-- Opening Marker --

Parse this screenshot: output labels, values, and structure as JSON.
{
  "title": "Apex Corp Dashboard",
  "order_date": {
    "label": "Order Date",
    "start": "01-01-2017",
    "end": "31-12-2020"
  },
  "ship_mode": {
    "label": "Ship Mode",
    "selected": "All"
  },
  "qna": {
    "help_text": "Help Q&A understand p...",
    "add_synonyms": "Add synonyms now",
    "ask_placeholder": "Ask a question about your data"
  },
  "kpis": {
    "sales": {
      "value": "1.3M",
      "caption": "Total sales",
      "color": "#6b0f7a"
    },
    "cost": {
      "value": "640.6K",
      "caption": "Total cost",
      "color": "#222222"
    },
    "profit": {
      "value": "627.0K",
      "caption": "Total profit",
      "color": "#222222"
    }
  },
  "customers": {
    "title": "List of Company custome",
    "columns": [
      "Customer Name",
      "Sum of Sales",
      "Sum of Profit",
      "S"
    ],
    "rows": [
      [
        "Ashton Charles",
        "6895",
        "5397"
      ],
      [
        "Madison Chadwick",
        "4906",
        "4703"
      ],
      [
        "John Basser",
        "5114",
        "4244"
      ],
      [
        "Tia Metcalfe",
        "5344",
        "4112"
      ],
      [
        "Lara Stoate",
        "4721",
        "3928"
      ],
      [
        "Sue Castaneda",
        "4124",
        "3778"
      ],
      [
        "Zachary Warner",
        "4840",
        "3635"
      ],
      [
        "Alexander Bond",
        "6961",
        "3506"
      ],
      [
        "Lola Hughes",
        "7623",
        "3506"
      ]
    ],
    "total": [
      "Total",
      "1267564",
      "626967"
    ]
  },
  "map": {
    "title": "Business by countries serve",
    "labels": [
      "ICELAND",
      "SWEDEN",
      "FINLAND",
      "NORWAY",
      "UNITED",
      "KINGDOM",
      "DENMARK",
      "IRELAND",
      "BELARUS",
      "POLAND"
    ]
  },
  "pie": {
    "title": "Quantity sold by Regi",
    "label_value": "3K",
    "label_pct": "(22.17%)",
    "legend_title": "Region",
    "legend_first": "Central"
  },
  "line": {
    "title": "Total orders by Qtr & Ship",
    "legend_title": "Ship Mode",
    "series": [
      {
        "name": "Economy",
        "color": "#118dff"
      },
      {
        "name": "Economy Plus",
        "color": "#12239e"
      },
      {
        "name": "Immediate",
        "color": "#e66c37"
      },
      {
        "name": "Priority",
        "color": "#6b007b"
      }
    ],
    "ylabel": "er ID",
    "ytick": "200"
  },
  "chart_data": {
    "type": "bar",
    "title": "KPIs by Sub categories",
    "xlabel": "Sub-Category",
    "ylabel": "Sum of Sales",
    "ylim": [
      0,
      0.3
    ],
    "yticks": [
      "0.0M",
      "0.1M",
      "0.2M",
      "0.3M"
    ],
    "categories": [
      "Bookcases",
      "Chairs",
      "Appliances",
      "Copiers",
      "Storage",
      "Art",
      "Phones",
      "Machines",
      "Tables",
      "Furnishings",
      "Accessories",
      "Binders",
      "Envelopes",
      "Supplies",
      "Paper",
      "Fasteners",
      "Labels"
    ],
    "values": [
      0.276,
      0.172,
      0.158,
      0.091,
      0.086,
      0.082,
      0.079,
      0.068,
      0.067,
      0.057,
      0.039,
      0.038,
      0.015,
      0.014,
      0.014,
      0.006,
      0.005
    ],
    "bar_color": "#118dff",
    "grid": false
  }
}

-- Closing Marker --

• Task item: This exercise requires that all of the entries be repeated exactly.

• Task output:
Parse this screenshot: output labels, values, and structure as JSON.
{
  "title": "Apex Corp Dashboard",
  "order_date": {
    "label": "Order Date",
    "start": "01-01-2017",
    "end": "31-12-2020"
  },
  "ship_mode": {
    "label": "Ship Mode",
    "selected": "All"
  },
  "qna": {
    "help_text": "Help Q&A understand p...",
    "add_synonyms": "Add synonyms now",
    "ask_placeholder": "Ask a question about your data"
  },
  "kpis": {
    "sales": {
      "value": "1.3M",
      "caption": "Total sales",
      "color": "#6b0f7a"
    },
    "cost": {
      "value": "640.6K",
      "caption": "Total cost",
      "color": "#222222"
    },
    "profit": {
      "value": "627.0K",
      "caption": "Total profit",
      "color": "#222222"
    }
  },
  "customers": {
    "title": "List of Company custome",
    "columns": [
      "Customer Name",
      "Sum of Sales",
      "Sum of Profit",
      "S"
    ],
    "rows": [
      [
        "Ashton Charles",
        "6895",
        "5397"
      ],
      [
        "Madison Chadwick",
        "4906",
        "4703"
      ],
      [
        "John Basser",
        "5114",
        "4244"
      ],
      [
        "Tia Metcalfe",
        "5344",
        "4112"
      ],
      [
        "Lara Stoate",
        "4721",
        "3928"
      ],
      [
        "Sue Castaneda",
        "4124",
        "3778"
      ],
      [
        "Zachary Warner",
        "4840",
        "3635"
      ],
      [
        "Alexander Bond",
        "6961",
        "3506"
      ],
      [
        "Lola Hughes",
        "7623",
        "3506"
      ]
    ],
    "total": [
      "Total",
      "1267564",
      "626967"
    ]
  },
  "map": {
    "title": "Business by countries serve",
    "labels": [
      "ICELAND",
      "SWEDEN",
      "FINLAND",
      "NORWAY",
      "UNITED",
      "KINGDOM",
      "DENMARK",
      "IRELAND",
      "BELARUS",
      "POLAND"
    ]
  },
  "pie": {
    "title": "Quantity sold by Regi",
    "label_value": "3K",
    "label_pct": "(22.17%)",
    "legend_title": "Region",
    "legend_first": "Central"
  },
  "line": {
    "title": "Total orders by Qtr & Ship",
    "legend_title": "Ship Mode",
    "series": [
      {
        "name": "Economy",
        "color": "#118dff"
      },
      {
        "name": "Economy Plus",
        "color": "#12239e"
      },
      {
        "name": "Immediate",
        "color": "#e66c37"
      },
      {
        "name": "Priority",
        "color": "#6b007b"
      }
    ],
    "ylabel": "er ID",
    "ytick": "200"
  },
  "chart_data": {
    "type": "bar",
    "title": "KPIs by Sub categories",
    "xlabel": "Sub-Category",
    "ylabel": "Sum of Sales",
    "ylim": [
      0,
      0.3
    ],
    "yticks": [
      "0.0M",
      "0.1M",
      "0.2M",
      "0.3M"
    ],
    "categories": [
      "Bookcases",
      "Chairs",
      "Appliances",
      "Copiers",
      "Storage",
      "Art",
      "Phones",
      "Machines",
      "Tables",
      "Furnishings",
      "Accessories",
      "Binders",
      "Envelopes",
      "Supplies",
      "Paper",
      "Fasteners",
      "Labels"
    ],
    "values": [
      0.276,
      0.172,
      0.158,
      0.091,
      0.086,
      0.082,
      0.079,
      0.068,
      0.067,
      0.057,
      0.039,
      0.038,
      0.015,
      0.014,
      0.014,
      0.006,
      0.005
    ],
    "bar_color": "#118dff",
    "grid": false
  }
}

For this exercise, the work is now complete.